On the plus side, it is written on quality paper, with lovely photography of a few very nice runway designs.
From the book review on Amazon, this is a fully illustrated guide to the three main methods of tailoring: custom tailoring done by hand, machine tailoring, and tailoring using fusible interfacing. The book is quite comprehensive, covering the entire process of making a tailored jacket from selecting the materials, including a detailed section on different types of interfacings, through fitting the pattern, cutting and marking, and all steps of construction for the three methods. There is an illustrated guide to the tools used in tailoring, detailed instructions for several kinds of pockets including patch pockets, lined patch pockets, welt pockets, single welt pockets and welt pockets with flaps, and a section on bound buttonholes. Linings are also covered, including hand installation of linings, machine installation of linings, partial linings, and how to make partial or full linings for an unlined jacket pattern. The book focuses on jackets with notched collars, explaining that these require the most tailoring, but shawl collars are also covered. Other types of collars are not specifically addressed.

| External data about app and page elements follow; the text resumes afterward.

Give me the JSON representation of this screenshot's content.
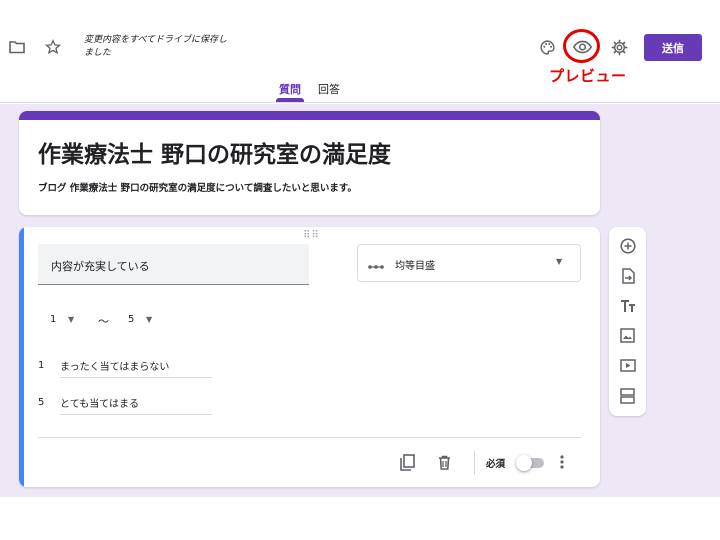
{
  "header": {
    "save_status": "変更内容をすべてドライブに保存しました",
    "send_label": "送信",
    "preview_annotation": "プレビュー",
    "tabs": [
      {
        "label": "質問",
        "active": true
      },
      {
        "label": "回答",
        "active": false
      }
    ],
    "icons": [
      "folder-icon",
      "star-icon",
      "palette-icon",
      "eye-icon",
      "gear-icon"
    ]
  },
  "form": {
    "title": "作業療法士 野口の研究室の満足度",
    "description": "ブログ 作業療法士 野口の研究室の満足度について調査したいと思います。"
  },
  "question": {
    "text": "内容が充実している",
    "type_label": "均等目盛",
    "range_min": "1",
    "range_tilde": "〜",
    "range_max": "5",
    "labels": [
      {
        "num": "1",
        "text": "まったく当てはまらない"
      },
      {
        "num": "5",
        "text": "とても当てはまる"
      }
    ],
    "required_label": "必須",
    "required": false
  },
  "side_toolbar": [
    "add-circle-icon",
    "import-icon",
    "text-tt-icon",
    "image-icon",
    "video-icon",
    "section-icon"
  ],
  "colors": {
    "accent": "#673ab7",
    "background": "#ede7f6",
    "question_bar": "#4285f4",
    "annotation": "#e60000"
  }
}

- Test Your Knowledge of Sewing History (theinboxjaunt.com)
- Fall Essentials Sew Along 2013 (delightfullypeculiar.wordpress.com)
- Popular Japanese Fashion Designer Yoshiko Tsukiori Releases New Book in English (prweb.com)